The Huawei Mate 20 Pro is the Chinese manufacturer’s latest top-end device. Building on the P20 Pro’s camera technology, the Mate 20 Pro comes with a Leica-branded triple-camera setup, but swaps its stable-mate’s monochrome camera for a super-wide-angle module, offering a 35mm-equivalent focal length range from 16 to 80mm—the widest of all current smartphone cameras.
The handset is in direct competition with the Apple iPhone XS Max, the Google Pixel 3 XL, the Samsung Galaxy Note 9, among other. How does it fare?
“With a total photo score of 114, the Huawei Mate 20 Pro ties the record-setting score of its cousin, the P20 Pro,” says DxOMark. “The overall Photo score is calculated from sub-scores in tests that examine different aspects of its performance under different lighting conditions.”
The Huawei Mate 20 Pro achieves a photo score of 114 points. In stills mode, the Mate 20 Pro’s triple camera captures images with good target exposure and a wide dynamic range, recording both good highlight and shadow detail even in difficult high-contrast situations. Noise levels are well under control down to low light levels, and the camera’s white balance system and colour rendering settings produce a pleasant colour response in almost all circumstances.
At 97 points, the Mate 20 Pro is very close to the best for video as well, thanks to a fast and smooth autofocus system with good tracking performance, accurate white balance as well as pleasant colour rendering, and low levels of noise, especially in bright shooting conditions. Our testers also liked the exposure system’s ability to adapt quickly and smoothly to changes in illumination.
It was not all good news. DxOMark also had some criticism for the device.
Click here to read about the drawbacks of the Mate 20 Pro camera, and other positives.
SA car wins
The final stage of Dakar 2019 drew to a close at the bivouac in Pisco, Peru, and saw Toyota Gazoo Racing South Africa’s Nasser Al Attiyah and Mathieu Baumel bring home their South African-built Toyota Hilux for
The Qatari driver ensured his French navigator, who turned 43 years old on Thursday, 17 January, received a great birthday present, when the pair arrived at the final time control of Dakar 2019 with teammates Giniel de Villiers and Dirk von Zitzewitz in close formation. The two Toyota Hilux crews completed the entire stage together, as De Villiers / Von Zitzewitz waited nearly 55 minutes for the leaders to start the stage, in order to shadow them to the finish.
The emotions bubbled over for Team Principal Glyn Hall, who found himself without words as his two crews drove into the media area after the time control. “This victory was long overdue,” he finally managed, before being swamped in a sea of well-wishers.
The winning driver, however, was much more vocal: “We are so happy to win the Dakar – not only for ourselves, but also for Toyota and the entire Toyota Gazoo Racing SA team. Everyone has worked so hard for so long, and really deserve this. Thank you for letting us drive this car.”
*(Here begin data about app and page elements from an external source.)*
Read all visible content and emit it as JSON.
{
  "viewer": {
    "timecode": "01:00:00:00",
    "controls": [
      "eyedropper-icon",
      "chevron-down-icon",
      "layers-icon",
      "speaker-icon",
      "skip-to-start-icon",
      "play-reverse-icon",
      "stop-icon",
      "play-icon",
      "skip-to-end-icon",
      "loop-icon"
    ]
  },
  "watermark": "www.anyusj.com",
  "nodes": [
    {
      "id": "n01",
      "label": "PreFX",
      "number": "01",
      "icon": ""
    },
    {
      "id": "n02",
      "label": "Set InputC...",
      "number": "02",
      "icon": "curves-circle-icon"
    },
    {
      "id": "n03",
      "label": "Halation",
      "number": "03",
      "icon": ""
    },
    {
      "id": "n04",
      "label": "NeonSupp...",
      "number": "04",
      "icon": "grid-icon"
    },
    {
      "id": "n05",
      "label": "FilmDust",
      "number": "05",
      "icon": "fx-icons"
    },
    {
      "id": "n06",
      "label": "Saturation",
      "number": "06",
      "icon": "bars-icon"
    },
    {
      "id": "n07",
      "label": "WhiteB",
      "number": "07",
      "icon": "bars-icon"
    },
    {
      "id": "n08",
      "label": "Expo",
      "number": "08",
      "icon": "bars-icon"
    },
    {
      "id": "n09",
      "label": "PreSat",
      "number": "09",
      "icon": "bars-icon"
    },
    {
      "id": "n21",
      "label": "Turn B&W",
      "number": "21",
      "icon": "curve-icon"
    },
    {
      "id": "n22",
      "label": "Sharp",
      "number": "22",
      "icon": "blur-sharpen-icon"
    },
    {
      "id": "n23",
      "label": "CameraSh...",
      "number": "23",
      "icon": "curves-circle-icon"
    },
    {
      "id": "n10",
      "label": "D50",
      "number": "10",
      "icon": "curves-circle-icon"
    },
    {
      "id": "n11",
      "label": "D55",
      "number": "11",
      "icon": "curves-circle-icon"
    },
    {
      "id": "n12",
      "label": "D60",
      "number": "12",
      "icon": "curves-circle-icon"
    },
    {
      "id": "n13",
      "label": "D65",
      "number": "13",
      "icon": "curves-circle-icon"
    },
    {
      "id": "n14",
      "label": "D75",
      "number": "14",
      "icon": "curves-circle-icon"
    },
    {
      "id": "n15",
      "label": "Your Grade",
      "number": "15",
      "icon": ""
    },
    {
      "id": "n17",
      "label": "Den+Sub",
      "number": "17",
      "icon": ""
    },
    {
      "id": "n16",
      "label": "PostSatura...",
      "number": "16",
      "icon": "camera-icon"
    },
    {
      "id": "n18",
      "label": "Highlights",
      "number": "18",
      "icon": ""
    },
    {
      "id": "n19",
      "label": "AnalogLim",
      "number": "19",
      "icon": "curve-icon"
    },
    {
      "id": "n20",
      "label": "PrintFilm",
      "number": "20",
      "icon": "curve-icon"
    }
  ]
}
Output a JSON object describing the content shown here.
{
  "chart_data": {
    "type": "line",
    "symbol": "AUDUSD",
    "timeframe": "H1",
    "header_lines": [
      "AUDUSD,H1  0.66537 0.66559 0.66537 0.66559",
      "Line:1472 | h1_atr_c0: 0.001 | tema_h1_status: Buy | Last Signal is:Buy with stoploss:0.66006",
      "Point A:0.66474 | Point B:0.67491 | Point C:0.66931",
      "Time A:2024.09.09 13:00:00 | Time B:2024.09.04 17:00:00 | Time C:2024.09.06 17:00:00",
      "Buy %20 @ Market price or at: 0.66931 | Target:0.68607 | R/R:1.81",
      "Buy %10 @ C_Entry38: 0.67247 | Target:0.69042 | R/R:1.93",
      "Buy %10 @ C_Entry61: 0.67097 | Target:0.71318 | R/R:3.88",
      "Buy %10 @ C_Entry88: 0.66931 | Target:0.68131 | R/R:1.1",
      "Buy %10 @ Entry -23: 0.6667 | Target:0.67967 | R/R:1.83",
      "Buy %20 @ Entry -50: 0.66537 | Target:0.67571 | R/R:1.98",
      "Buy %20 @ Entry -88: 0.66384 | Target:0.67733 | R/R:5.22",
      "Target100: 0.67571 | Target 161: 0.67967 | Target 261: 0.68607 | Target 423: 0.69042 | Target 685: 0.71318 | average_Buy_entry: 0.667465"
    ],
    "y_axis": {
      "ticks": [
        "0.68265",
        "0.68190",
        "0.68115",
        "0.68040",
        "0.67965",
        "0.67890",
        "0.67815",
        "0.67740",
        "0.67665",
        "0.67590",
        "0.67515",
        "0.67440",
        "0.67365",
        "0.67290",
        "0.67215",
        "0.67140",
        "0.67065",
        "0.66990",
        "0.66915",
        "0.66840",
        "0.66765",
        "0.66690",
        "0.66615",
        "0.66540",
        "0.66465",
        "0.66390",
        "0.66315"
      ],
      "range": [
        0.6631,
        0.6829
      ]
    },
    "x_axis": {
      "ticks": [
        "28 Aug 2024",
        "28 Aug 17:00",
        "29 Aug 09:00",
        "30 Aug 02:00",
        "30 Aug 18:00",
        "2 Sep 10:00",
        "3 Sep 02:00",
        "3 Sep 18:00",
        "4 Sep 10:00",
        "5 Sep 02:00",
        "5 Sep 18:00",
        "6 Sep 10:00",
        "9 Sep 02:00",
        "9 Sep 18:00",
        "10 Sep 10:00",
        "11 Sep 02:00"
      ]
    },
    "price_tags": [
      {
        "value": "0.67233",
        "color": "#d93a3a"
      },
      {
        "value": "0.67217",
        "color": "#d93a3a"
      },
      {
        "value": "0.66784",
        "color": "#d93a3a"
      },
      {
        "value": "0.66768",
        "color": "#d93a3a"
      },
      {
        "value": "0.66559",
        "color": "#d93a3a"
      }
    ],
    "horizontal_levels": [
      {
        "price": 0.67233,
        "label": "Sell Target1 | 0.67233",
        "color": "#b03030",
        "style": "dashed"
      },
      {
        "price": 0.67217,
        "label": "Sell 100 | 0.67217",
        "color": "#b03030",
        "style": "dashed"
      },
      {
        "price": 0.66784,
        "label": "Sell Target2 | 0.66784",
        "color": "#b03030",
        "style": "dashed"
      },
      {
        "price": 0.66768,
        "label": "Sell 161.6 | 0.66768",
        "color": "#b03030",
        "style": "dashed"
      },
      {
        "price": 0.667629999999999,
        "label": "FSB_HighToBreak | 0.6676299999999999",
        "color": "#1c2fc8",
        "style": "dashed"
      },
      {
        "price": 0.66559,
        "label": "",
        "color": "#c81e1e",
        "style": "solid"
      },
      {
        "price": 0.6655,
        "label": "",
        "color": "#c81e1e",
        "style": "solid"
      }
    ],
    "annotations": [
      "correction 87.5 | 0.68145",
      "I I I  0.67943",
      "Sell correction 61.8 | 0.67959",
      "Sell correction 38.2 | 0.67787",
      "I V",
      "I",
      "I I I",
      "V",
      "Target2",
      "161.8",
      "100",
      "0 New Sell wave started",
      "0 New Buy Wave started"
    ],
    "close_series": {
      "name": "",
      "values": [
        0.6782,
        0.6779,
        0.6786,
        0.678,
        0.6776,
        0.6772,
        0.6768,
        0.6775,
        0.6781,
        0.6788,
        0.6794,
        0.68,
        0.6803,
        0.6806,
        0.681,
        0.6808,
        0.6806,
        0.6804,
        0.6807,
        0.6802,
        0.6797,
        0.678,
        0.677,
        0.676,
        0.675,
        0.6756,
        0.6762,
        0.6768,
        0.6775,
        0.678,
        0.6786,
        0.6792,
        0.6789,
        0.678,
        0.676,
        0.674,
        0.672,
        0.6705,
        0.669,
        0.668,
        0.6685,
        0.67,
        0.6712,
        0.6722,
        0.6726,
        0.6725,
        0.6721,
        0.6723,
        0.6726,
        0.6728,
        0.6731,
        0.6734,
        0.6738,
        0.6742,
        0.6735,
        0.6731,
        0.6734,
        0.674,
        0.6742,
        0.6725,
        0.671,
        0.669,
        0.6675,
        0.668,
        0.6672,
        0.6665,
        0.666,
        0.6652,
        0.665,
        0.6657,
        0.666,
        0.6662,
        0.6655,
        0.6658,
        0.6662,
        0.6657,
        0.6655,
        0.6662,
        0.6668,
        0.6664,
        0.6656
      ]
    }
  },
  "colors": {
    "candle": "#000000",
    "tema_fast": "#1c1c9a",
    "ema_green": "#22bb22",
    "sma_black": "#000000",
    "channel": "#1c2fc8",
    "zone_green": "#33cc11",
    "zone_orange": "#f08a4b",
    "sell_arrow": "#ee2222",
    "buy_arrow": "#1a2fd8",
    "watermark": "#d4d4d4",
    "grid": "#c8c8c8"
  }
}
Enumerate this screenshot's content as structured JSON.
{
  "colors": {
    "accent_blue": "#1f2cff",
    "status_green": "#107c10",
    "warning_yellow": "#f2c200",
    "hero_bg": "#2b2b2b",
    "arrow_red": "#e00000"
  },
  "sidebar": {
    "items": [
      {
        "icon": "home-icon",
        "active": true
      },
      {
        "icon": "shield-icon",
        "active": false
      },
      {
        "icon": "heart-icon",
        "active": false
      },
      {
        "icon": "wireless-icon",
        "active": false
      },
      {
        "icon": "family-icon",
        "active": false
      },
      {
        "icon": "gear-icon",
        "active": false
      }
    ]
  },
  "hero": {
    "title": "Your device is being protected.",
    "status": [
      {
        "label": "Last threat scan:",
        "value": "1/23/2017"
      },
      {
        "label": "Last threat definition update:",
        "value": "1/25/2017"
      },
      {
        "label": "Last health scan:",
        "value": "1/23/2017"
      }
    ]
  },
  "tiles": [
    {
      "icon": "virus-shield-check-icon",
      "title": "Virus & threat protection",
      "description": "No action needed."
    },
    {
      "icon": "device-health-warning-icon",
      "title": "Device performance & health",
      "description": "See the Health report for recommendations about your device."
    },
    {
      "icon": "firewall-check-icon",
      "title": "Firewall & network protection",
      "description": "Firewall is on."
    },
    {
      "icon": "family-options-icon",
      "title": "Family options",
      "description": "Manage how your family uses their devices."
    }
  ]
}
Toyota Gazoo Racing SA led Dakar 2019 from the first to the last stage, with Al Attiyah/Baumel drawing first blood, before handing the mantle to De Villiers / Von Zitzewitz during stage 2. But then a disastrous Stage 3 saw the Qatari retake the lead – a lead he didn’t relinquish despite some of the toughest stages yet seen on any South-American Dakar.
“When we first heard that the rally was going to take place only in one country, we were skeptical,” said Hall after regaining composure. “But the organisers made sure that this year’s race will long be remembered as one of the toughest tests in the last decade.”
Al Attiyah / Baumel’s victory at Dakar 2019 means that Toyota Gazoo Racing has now won both of the world’s toughest automotive races – the 24 Hours of Le Mans, and the DakarRally.
Click here to read Glyn Hall’s comment on winning the Dakar Rally, as well as the rankings.